Mentions: The effect of PCP (0.3 mg/kg) administration on sensory gating was compared with that of the control. There was no significant effect of PCP in the PFC. However, the effect of PCP (0.3 mg/kg) in the left parietal lobe was significantly higher than that of the control (P<0.05). Sensory gating in areas other than left temporal lobe also was higher than that in the control, but there was no significant difference. These results showed that PCP (0.3 mg/kg) did not cause significant suppression of sensory gating in the PFC; however, in the left parietal lobe, sensory gating was impaired (Figure 4).

Bottom Line: RESULTS We demonstrated the following: (1) Administration of mid-dose bromocriptine disrupted sensory gating (N100) in the right temporal lobe, while neither low-dose nor high-dose bromocriptine impaired gating. (2) Low-dose haloperidol impaired gating in the right prefrontal cortex.High-dose haloperidol had no obvious effect on sensory gating. (3) Gating was impaired by PCP in the left parietal lobe.The dopaminergic system influenced sensory gating in a dose- and region-dependent pattern, which might modulate the different stages that receive further processing due to novel information.

View Article: PubMed Central - PubMed

Affiliation: Second Department of Neurosurgery, First Affiliation Hospital of Kunming Medical University, Kunming, Yunnan, China (mainland).

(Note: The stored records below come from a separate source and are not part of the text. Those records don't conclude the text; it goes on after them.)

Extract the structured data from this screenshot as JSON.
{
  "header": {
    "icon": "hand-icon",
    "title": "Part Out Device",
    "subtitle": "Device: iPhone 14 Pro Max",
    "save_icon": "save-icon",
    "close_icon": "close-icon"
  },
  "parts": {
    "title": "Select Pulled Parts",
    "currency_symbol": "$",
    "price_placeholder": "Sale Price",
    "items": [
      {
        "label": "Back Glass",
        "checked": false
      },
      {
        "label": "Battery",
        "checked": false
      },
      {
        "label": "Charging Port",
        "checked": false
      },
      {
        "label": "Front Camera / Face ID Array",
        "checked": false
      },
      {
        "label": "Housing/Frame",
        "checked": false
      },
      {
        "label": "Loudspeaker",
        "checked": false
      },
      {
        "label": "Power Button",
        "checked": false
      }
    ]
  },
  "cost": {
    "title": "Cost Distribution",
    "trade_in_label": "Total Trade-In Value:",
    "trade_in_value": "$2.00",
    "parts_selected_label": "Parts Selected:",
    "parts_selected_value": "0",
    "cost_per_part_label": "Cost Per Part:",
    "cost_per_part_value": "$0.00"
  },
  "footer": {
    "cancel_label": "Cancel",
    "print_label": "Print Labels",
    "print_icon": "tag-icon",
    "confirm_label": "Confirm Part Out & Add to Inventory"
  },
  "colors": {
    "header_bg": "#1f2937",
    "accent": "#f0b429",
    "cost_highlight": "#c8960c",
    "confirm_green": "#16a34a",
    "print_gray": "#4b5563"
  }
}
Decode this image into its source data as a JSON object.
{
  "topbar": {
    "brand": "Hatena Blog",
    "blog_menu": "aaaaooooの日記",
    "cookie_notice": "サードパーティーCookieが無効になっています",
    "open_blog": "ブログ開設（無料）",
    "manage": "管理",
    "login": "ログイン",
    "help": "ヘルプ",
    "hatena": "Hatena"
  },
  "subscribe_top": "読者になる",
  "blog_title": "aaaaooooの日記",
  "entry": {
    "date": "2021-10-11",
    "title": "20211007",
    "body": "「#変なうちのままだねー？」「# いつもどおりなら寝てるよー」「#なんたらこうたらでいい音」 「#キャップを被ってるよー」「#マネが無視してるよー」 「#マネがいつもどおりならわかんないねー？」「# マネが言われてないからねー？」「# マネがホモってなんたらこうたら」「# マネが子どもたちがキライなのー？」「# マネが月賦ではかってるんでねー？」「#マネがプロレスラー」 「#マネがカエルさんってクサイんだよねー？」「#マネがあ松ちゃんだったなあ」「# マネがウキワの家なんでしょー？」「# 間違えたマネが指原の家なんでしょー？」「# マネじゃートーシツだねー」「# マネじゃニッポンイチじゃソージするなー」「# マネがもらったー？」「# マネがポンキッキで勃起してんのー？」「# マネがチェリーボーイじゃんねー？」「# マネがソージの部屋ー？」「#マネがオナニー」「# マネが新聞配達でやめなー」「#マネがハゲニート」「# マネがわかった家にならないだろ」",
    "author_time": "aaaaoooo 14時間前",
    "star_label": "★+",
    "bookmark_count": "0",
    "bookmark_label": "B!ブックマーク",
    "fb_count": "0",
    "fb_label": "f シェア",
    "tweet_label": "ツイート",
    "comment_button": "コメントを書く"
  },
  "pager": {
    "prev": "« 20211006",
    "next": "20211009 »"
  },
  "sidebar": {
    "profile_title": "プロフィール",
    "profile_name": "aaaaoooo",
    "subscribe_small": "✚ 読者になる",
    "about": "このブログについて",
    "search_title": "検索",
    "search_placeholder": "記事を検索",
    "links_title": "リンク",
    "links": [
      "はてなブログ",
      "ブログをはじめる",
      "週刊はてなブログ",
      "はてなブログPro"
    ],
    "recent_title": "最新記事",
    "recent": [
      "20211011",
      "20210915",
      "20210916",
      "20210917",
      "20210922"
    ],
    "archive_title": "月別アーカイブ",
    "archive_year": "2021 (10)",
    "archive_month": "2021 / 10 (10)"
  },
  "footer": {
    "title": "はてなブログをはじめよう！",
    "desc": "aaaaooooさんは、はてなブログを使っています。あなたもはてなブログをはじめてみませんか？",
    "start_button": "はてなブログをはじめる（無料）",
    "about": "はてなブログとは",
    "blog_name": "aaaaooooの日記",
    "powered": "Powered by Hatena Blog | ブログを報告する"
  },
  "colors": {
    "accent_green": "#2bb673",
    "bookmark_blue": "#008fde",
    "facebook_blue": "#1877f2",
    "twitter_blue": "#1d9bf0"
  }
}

ABSTRACT
BACKGROUND Sensory gating, often described as the ability to filter out irrelevant information that is repeated in close temporal proximity, is essential for the selection, processing, and storage of more salient information. This study aimed to test the effect of sensory gating under anesthesia in the prefrontal cortex (PFC) of monkeys following injection of bromocriptine, haloperidol, and phencyclidine (PCP). MATERIAL AND METHODS We used an auditory evoked potential that can be elicited by sound to examine sensory gating during treatment with haloperidol, bromocriptine, and PCP in the PFC in the cynomolgus monkey. Scalp electrodes were located in the bilateral PFC and bilateral temporal, bilateral parietal, and occipital lobes. Administration of bromocriptine (0.313 mg/kg, 0.625 mg/kg, and 1.25 mg/kg), haloperidol (0.001 mg/kg, 0.01 mg/kg, and 0.05 mg/kg), and the N-methyl-D-aspartic acid receptor antagonist PCP (0.3 mg/kg) influenced sensory gating. RESULTS We demonstrated the following: (1) Administration of mid-dose bromocriptine disrupted sensory gating (N100) in the right temporal lobe, while neither low-dose nor high-dose bromocriptine impaired gating. (2) Low-dose haloperidol impaired gating in the right prefrontal cortex. Mid-dose haloperidol disrupted sensory gating in left occipital lobe. High-dose haloperidol had no obvious effect on sensory gating. (3) Gating was impaired by PCP in the left parietal lobe. CONCLUSIONS Our studies showed that information processing was regulated by the dopaminergic system, which might play an important role in the PFC. The dopaminergic system influenced sensory gating in a dose- and region-dependent pattern, which might modulate the different stages that receive further processing due to novel information.

No MeSH data available.


Related in: MedlinePlus